A conditional statement represents a branch in our code. A place where things could go one way, or they could go the other. That, at least, is traditionally what they are. Adam's co-worker took a different approach.

if user:
    if user.is_owner():
        self.template_values['login_url'] = users.create_login_url(self.request.uri)
        self.template_values['login_url'] = users.create_login_url(self.request.uri)
    self.template_values['login_url'] = users.create_login_url(self.request.uri)

Include This

by in CodeSOD on

C and C++ are weird, specifically in the way they handle the difference between declarations and definitions. We frequently put our declarations in a header (.h) file, and the definitions associated with them in an implementation file- say, .cpp.

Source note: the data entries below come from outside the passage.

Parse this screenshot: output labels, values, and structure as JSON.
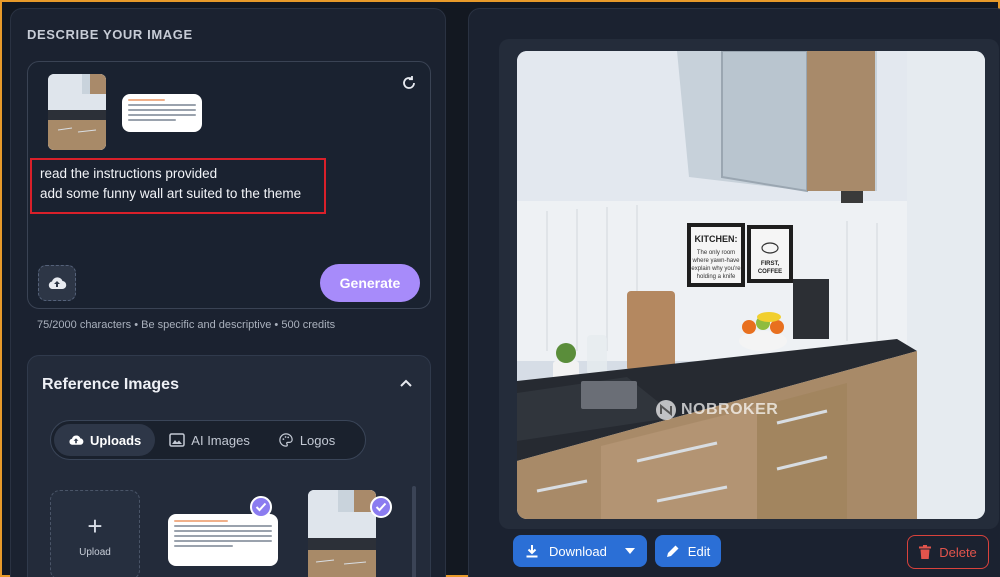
{
  "prompt_section": {
    "title": "DESCRIBE YOUR IMAGE",
    "prompt_text": "read the instructions provided\nadd some funny wall art suited to the theme",
    "generate_label": "Generate",
    "char_info": "75/2000 characters • Be specific and descriptive • 500 credits"
  },
  "reference_images": {
    "title": "Reference Images",
    "tabs": [
      {
        "label": "Uploads",
        "icon": "cloud-upload-icon",
        "active": true
      },
      {
        "label": "AI Images",
        "icon": "image-icon",
        "active": false
      },
      {
        "label": "Logos",
        "icon": "palette-icon",
        "active": false
      }
    ],
    "upload_label": "Upload"
  },
  "result": {
    "watermark": "NOBROKER",
    "download_label": "Download",
    "edit_label": "Edit",
    "delete_label": "Delete"
  },
  "colors": {
    "accent_purple": "#a78bfa",
    "primary_blue": "#2b6fd6",
    "danger_red": "#d9423c",
    "highlight_border": "#d9202a"
  }
}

But things can only get declared once, which means if multiple implementation files depend on the same header, the compiler will yell at us. We need a way to ensure that, no matter how many times a header is referenced, it's only actually read once.

Cheap Date

by in Error'd on

Poor Michael R. is STILL job hunting. "Suddenly it all makes sense why I can't find anything: there are -1 more positions available." Good luck Michael, we're counting (badly) on you.

On the Border of Badness

by in CodeSOD on

The WebForms APIs in ASP .Net tried to make web programming look like native programming- you designed pages in a WYSIWYG editor, and bound event handlers to controls, and pretended like the request/response cycle didn't exist. It was a bit of a mess.

One of the ways it was messy was that you now had two different approaches to styling elements in your UI. You could go the route of using CSS, like a normal web page. But every web Control object also exposed a bunch of properties that you could access directly from your server-side code, allowing you to do things like myControl.BorderColor = Color.Red.

UniQQue Naming

by in CodeSOD on

The application Zach B found himself supporting needed to accept file uploads. At one point, someone decided to just drop all the files in the same directory, so they needed to find a way to ensure that there were no name collisions.

They wrote this:

The White Appliphant

by in Feature Articles on

Circa 2010, Becca's employer, Initech, was growing. "Growing", in this case, meant "acquiring competitors who had niche products that their customers wanted added to Initech's portfolio".

One such product was a content-management/workflow tool, already sold to some big-name, multi-billion dollar companies. The tool fell into that niche between "really useful to the people who need it" and "buggy as an ant hill inside of a termite mound under a wasp nest". Sales were good, but the devs were underwater and the backlog of feature requests and bug fixes were growing. So Initech bought the vendor, fired most of the developers, and handed it to an Initech team.

Cool Power

by in Feature Articles on

Power outages are never good, and they're even worse when your facility needs to run 24/7. Now, Jaroslaw's organization didn't do a great job setting up for round-the-clock, always-on operations. It was the kind of thing where the organization grew, annexed the neighboring building, and kept growing. The result was hundreds of workstations, two separate power lines, two server rooms, three different Internet uplinks, and huge piles of switches responsible for making this network work.

Which added the problem that after a power outage, nothing came back on exactly right, either. It always took some time to find the one switch that opted not to reboot.

A tall glass of {{product.brand}}

by in Error'd on

Hungry Adam starts off your RSS feed with what might honestly be making the best of a bad situation. "I guess my pizza will be here next time I write a date bug?"

Not My Domain

by in CodeSOD on

Dian found this code snippet.

String[] key_value = url.split("\\.");

for (int i=key_value.length; i>0; i--) {
        if (i > 1)
                domain = key_value[i-2]+"."+key_value[i-1];

UTF-16 Encoding

by in CodeSOD on

Let's say you were browsing through some code, and saw a function signature like this:

function changeUTF16( $string )